For the second time, the embattled Fly Jamaica Airline has failed to refund owed passengers, although it promised to process those refunds by July 1.
Consumer Affairs Officer Feyona Austin-Paul, who is attached to the Competition and Consumer Affairs Commission (CCAC), in an interview with this publication on Tuesday said the airline’s officials were contacted after fuming passengers turned up at the agency’s Sophia, Georgetown office on Tuesday morning to seek answers on their owed monies.
“They have not processed the refunds. They didn’t give us a reason, so we are trying to organize another meeting with them so that they can update us on what is really going on and we can know what other steps we have to take,” the officer said.
Asked about the next decision, given that the airline has failed to deliver on its second promise to repay passengers, Austin-Paul said the Commission’s Board will now hand down judgement.
“That’s at the Board level; because once an investigation is finished and they have not complied, then we’ll have to refer to our Board and they will make that decision on what steps should be taken,” she said.
Further, the Consumer Affairs Officer noted that this step is usually the one taken after a service or goods provider refuses to comply.
On Tuesday morning, a number of aggrieved passengers turned up with plaque cards at the Commission’s office.
Initially, the airline had promised the Commission to begin payments in March but was unable to do so due to lack of funds. Subsequent to this announcement, Fly Jamaica made its staff redundant at the end of March.
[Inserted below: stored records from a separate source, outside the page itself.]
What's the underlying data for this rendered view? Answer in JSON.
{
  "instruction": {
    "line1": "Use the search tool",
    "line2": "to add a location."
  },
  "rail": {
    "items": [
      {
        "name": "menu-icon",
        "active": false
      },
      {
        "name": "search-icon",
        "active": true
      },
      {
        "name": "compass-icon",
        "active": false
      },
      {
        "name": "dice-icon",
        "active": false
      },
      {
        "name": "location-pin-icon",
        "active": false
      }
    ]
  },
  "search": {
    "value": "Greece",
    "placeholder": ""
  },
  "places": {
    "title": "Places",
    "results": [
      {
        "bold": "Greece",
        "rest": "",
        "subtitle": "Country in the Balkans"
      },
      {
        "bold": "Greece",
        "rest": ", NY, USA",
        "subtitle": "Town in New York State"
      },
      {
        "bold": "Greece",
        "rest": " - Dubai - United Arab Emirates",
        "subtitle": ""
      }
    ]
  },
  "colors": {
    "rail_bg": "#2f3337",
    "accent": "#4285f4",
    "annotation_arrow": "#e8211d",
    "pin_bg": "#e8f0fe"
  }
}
Passengers were left stranded when a Boeing 757 flight crash landed at the Cheddi Jagan International Airport (CJIA) at Timehri, East Bank Demerara, in November 2018 after encountering hydraulic issues.
The flight left the CJIA for Toronto at about 02:10h on November 9 from the CJIA, but the pilot returned to the airport where the aircraft crash-landed at about 02:53h.
Of the 120 passengers on board the flight, along with eight crew members, at least six were injured during the crash landing.
The cash-strapped airline has since made all its workers redundant, effective from March 1, 2019. Most of the fired former employees are still awaiting their salaries as well.
In fact, only earlier last month, those ex-workers stormed out of a meeting with the Social Protection Ministry’s Labour Department after they claimed the meeting failed to address the issue of owed salaries, among others, affecting some 300 workers.
One employee claimed she is owed more than $700,000 for the period of November 2018 through March 2019.